* Work task: Scan the material that follows. Copy every line containing the word "image".

* Data for this exercise:
━━━━━━━━

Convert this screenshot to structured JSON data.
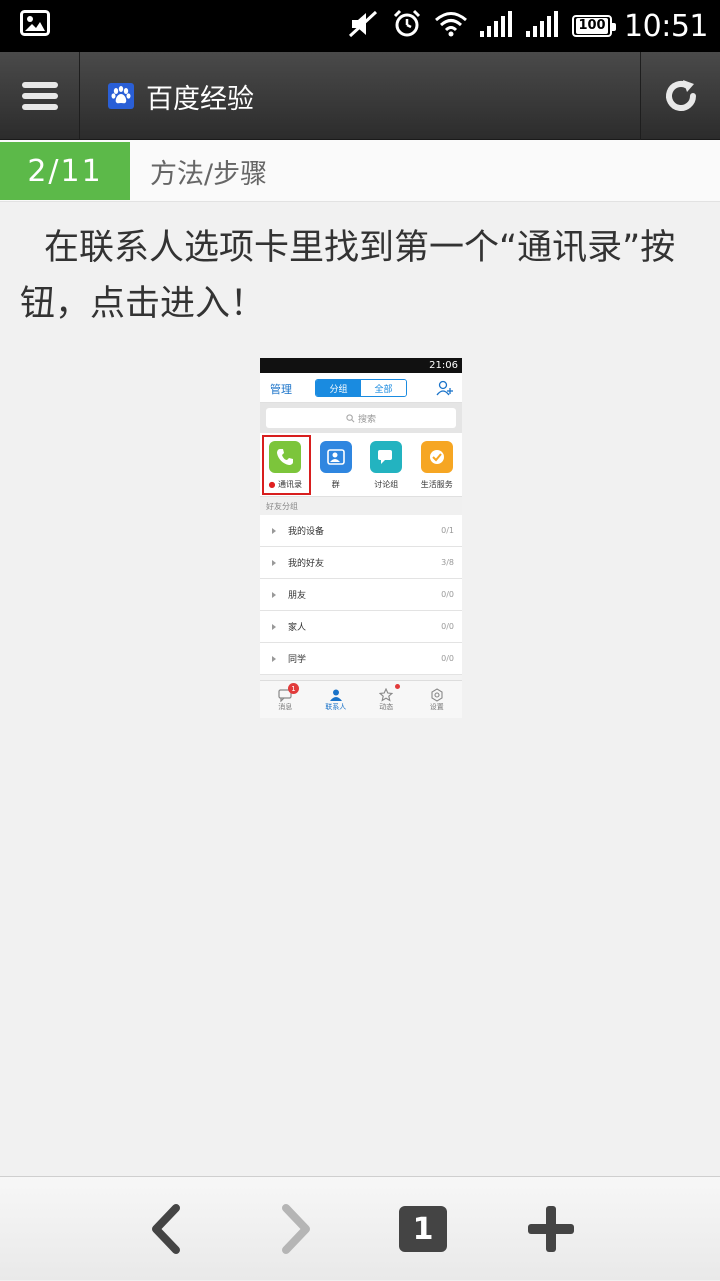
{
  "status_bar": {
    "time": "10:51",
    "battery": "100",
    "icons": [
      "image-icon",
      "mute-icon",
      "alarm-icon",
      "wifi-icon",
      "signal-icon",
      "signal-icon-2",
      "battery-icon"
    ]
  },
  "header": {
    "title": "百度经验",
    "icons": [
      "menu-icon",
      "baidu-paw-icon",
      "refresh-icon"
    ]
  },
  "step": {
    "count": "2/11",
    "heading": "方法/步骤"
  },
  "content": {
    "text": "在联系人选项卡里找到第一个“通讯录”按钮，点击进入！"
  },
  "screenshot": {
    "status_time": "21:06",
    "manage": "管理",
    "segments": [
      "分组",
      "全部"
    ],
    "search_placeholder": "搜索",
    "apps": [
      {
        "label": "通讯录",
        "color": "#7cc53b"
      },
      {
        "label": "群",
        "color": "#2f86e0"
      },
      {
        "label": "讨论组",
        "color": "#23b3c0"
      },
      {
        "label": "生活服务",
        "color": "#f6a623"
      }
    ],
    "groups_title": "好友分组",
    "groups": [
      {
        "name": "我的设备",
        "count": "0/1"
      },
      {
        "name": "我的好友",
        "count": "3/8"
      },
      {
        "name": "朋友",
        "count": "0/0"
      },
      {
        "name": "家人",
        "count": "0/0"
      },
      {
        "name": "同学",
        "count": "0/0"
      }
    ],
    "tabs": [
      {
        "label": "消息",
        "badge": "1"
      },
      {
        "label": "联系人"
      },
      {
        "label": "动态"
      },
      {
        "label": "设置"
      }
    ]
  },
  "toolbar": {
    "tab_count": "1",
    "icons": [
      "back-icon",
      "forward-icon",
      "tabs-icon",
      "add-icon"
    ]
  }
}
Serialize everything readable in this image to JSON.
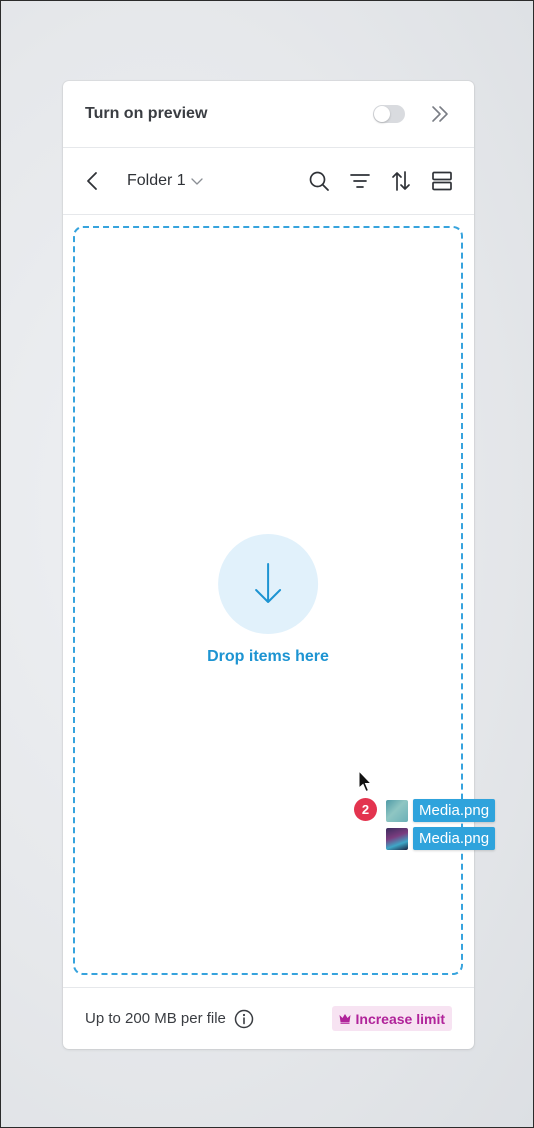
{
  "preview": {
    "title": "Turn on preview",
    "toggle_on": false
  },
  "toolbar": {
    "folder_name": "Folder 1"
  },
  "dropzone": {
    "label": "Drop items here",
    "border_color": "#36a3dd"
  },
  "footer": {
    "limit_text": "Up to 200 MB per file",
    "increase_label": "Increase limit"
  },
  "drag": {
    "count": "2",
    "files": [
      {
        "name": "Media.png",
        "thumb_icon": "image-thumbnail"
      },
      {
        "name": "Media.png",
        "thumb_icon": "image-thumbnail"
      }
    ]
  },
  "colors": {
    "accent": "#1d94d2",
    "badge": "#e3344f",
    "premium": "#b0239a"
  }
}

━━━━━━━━

* Response:
      "image-icon",
Serialize everything readable in this image to JSON.
        "thumb_icon": "image-thumbnail"
        "thumb_icon": "image-thumbnail"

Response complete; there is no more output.